Iran secretly executed two boys under the age of 18 over multiple charges of rape, Amnesty International reported as it condemned the country’s “utter disdain for international law and childrens’ rights”.
Cousins Mehdi Sohrabifar and Amin Sedaghat, who were arrested at the age of 15 and convicted following an “unfair trial”, were executed on Thursday in the southern city of Shiraz, according to the UK-based rights group.
The teenagers had lash marks on their bodies, showing signs they had been flogged before the executions, Amnesty said on Monday.
“The Iranian authorities have once again proved that they are sickeningly prepared to put children to death, in flagrant disregard of international law,” said Philip Luther, Amnesty’s Middle East and North Africa director, in a statement.
“It seems they cruelly kept these two boys in the dark about their death sentences for two years, flogged them in the final moments of their lives, and then carried out their executions in secret,” he added.
Since 2017, the pair had been kept in a juvenile correction centre and were transferred to the Adelabad prison in Shiraz a day before the execution.
Their families were granted a visit on Wednesday, but not informed about the death penalty, Amnesty said.
Top executioner for children
Iran is the second-most prolific executioner in the world after China, where thousands are believed to be put to death annually.
It is also the top executioner of children in the world, figures by Amnesty show.
Between 1990 and 2018, Amnesty recorded the executions of 97 prisoners who were convicted as minors.
Meanwhile, more than 90 minors remained on death row, the rights group documented.
“We have identified a trend in which Iran’s authorities are carrying out executions of juvenile offenders in secret and without giving advance notice to the families, seemingly in a deliberate attempt to avoid global outrage,” said Luther.
“This makes it all the more important for influential international actors such as the European Union to increase their diplomatic and public interventions to pressure Iran to end the use of the death penalty against juvenile offenders.”
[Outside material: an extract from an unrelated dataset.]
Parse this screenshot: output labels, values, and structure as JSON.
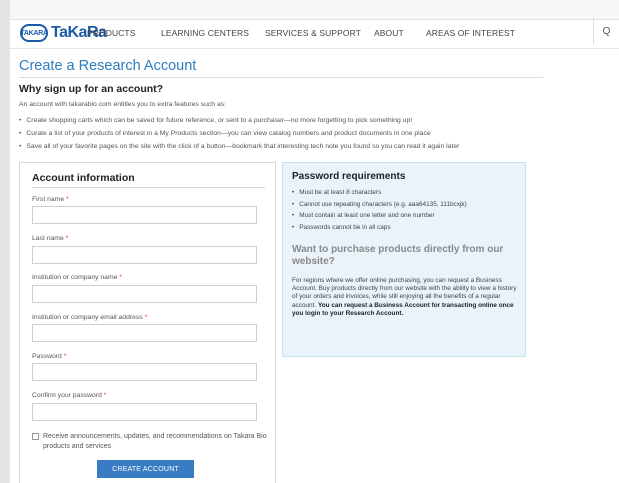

The UN human rights chief said at least three of those killed were minors at the time of their sentencing.